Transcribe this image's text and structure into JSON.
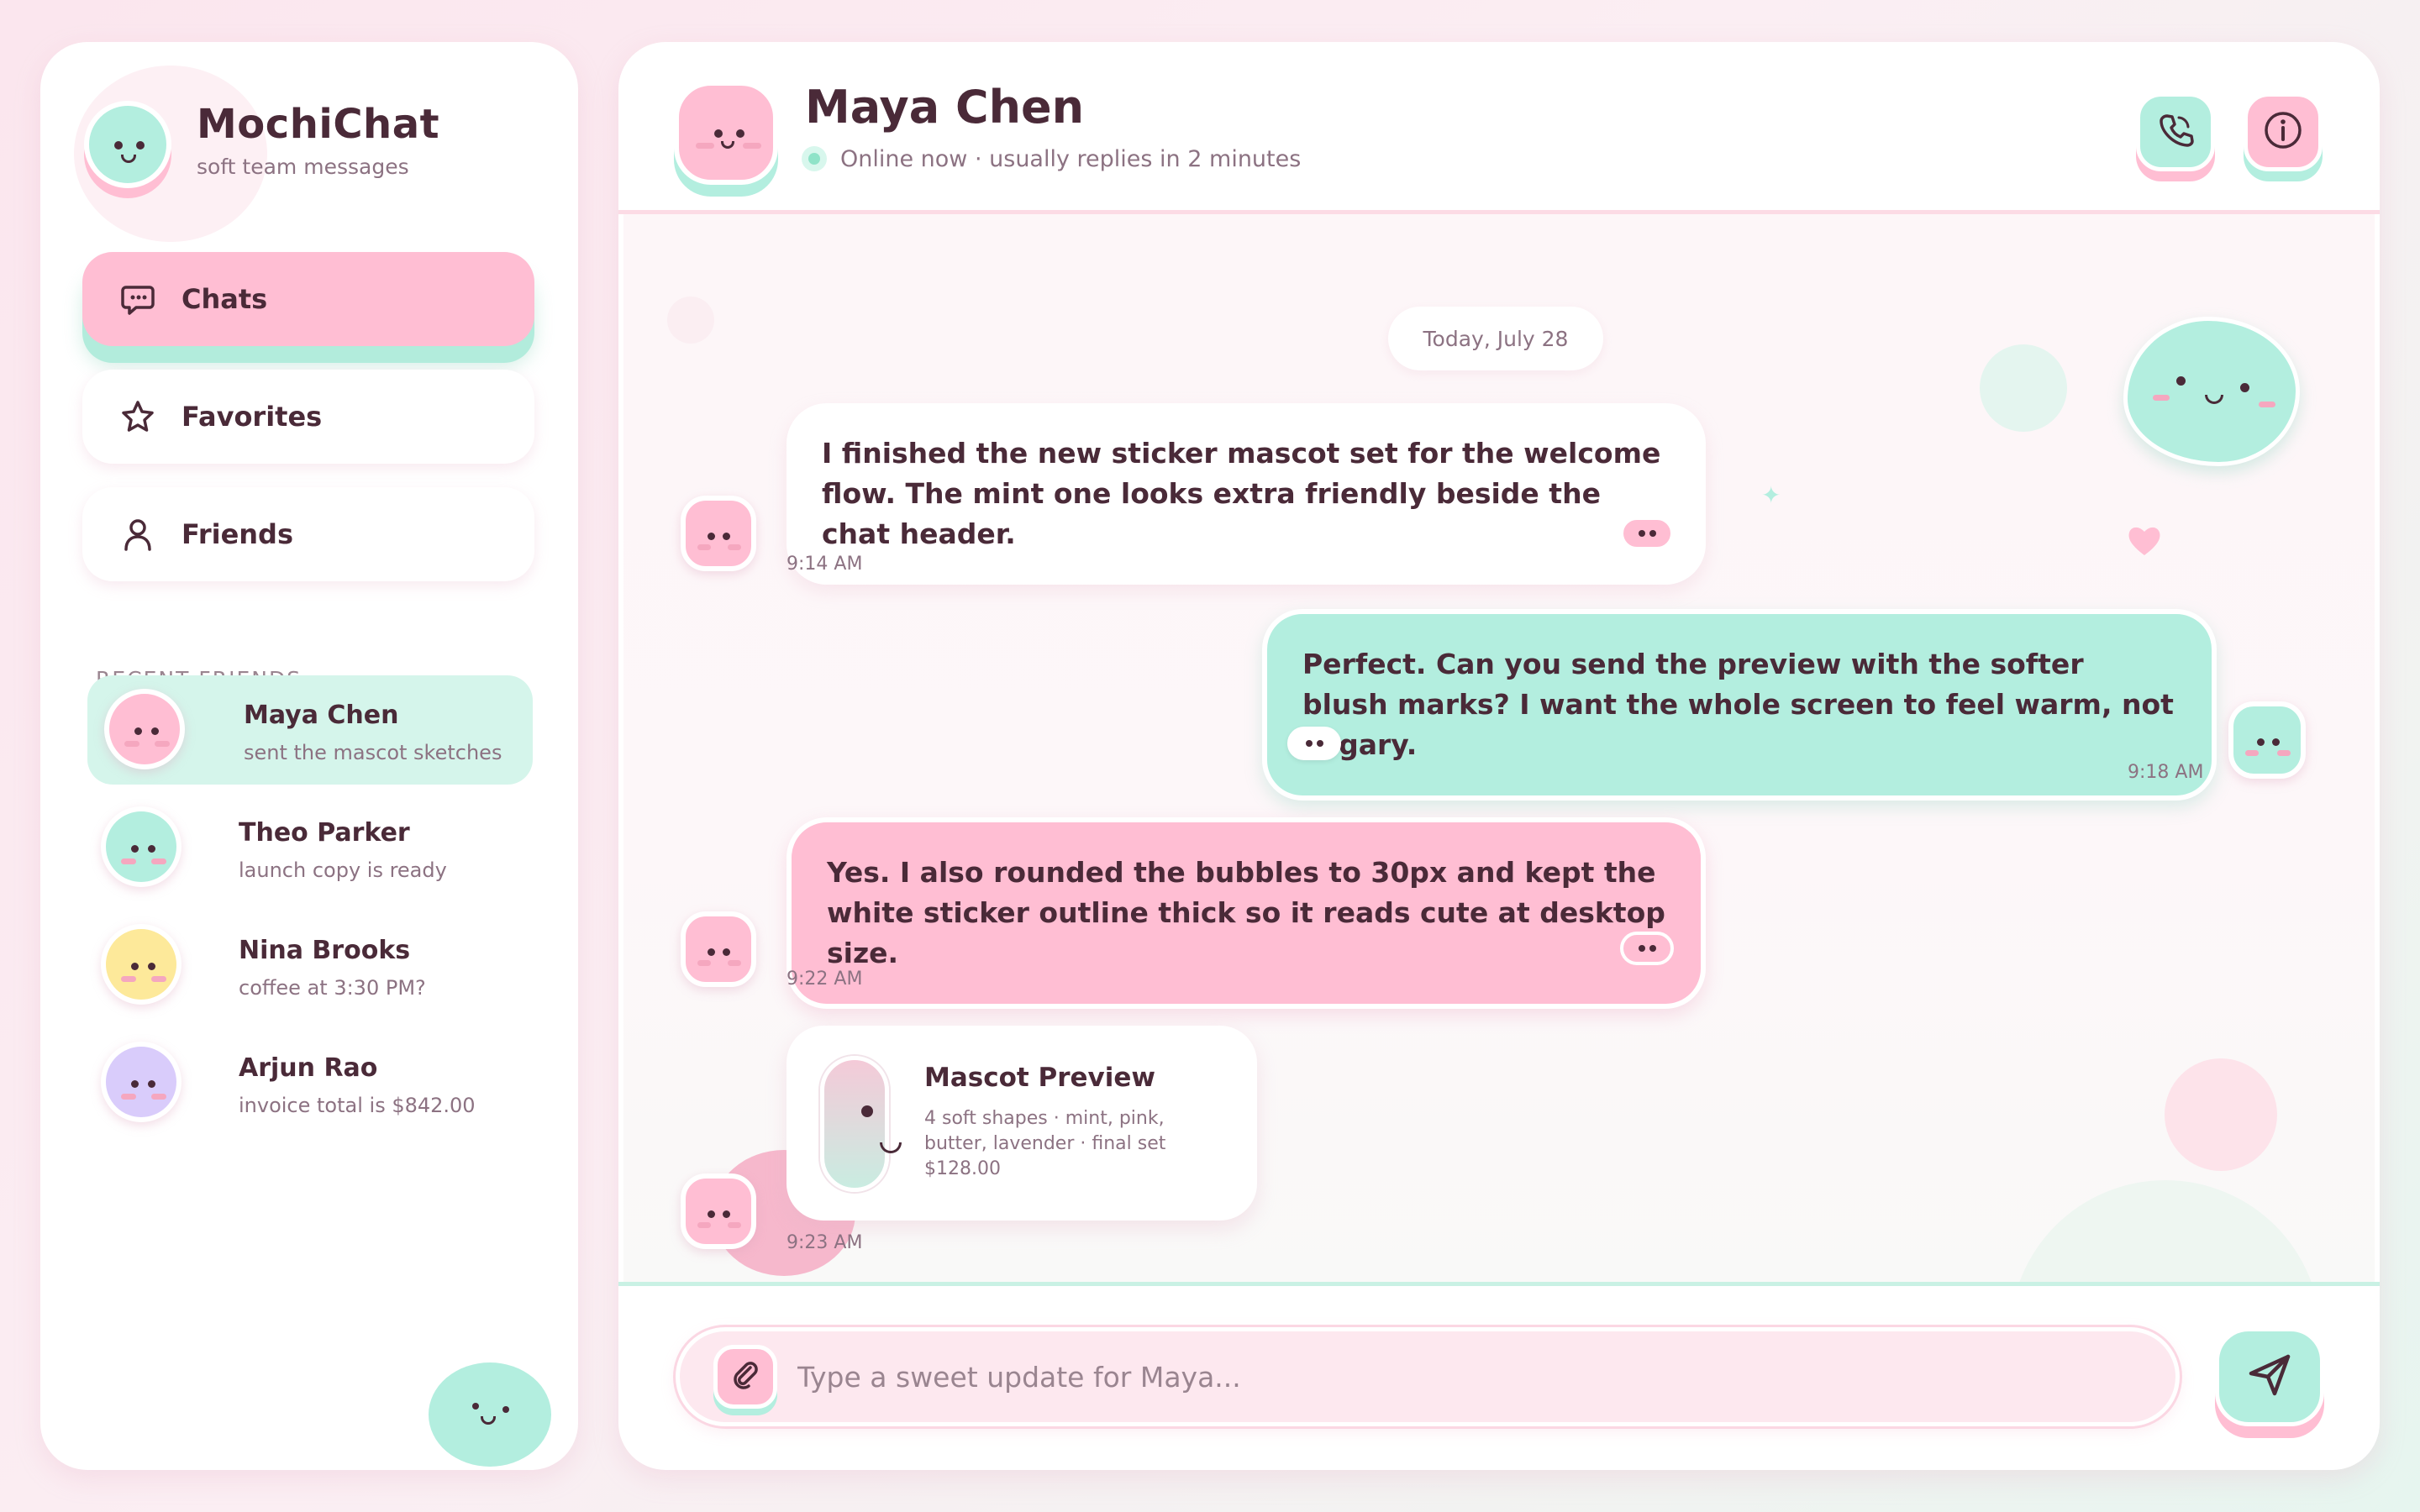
{
  "app": {
    "name": "MochiChat",
    "tagline": "soft team messages"
  },
  "nav": [
    {
      "label": "Chats",
      "icon": "chat-bubble-icon",
      "active": true
    },
    {
      "label": "Favorites",
      "icon": "star-icon",
      "active": false
    },
    {
      "label": "Friends",
      "icon": "person-icon",
      "active": false
    }
  ],
  "recent_friends": {
    "heading": "RECENT FRIENDS",
    "items": [
      {
        "name": "Maya Chen",
        "message": "sent the mascot sketches",
        "color": "#ffbed3",
        "active": true
      },
      {
        "name": "Theo Parker",
        "message": "launch copy is ready",
        "color": "#b3eedf",
        "active": false
      },
      {
        "name": "Nina Brooks",
        "message": "coffee at 3:30 PM?",
        "color": "#fde99a",
        "active": false
      },
      {
        "name": "Arjun Rao",
        "message": "invoice total is $842.00",
        "color": "#d9ccfb",
        "active": false
      }
    ]
  },
  "chat": {
    "contact_name": "Maya Chen",
    "status": "Online now · usually replies in 2 minutes",
    "date_divider": "Today, July 28",
    "messages": [
      {
        "text": "I finished the new sticker mascot set for the welcome flow. The mint one looks extra friendly beside the chat header.",
        "time": "9:14 AM",
        "from": "contact",
        "style": "white"
      },
      {
        "text": "Perfect. Can you send the preview with the softer blush marks? I want the whole screen to feel warm, not sugary.",
        "time": "9:18 AM",
        "from": "me",
        "style": "mint"
      },
      {
        "text": "Yes. I also rounded the bubbles to 30px and kept the white sticker outline thick so it reads cute at desktop size.",
        "time": "9:22 AM",
        "from": "contact",
        "style": "pink"
      }
    ],
    "attachment": {
      "title": "Mascot Preview",
      "description": "4 soft shapes · mint, pink, butter, lavender · final set $128.00",
      "time": "9:23 AM"
    },
    "composer_placeholder": "Type a sweet update for Maya..."
  },
  "colors": {
    "pink": "#ffbed3",
    "mint": "#b3eedf",
    "text": "#4a2a38",
    "muted": "#8c7282"
  }
}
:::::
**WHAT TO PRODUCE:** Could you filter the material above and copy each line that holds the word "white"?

**ANSWER TO THE EXERCISE:**
        "style": "white"
        "text": "Yes. I also rounded the bubbles to 30px and kept the white sticker outline thick so it reads cute at desktop size.",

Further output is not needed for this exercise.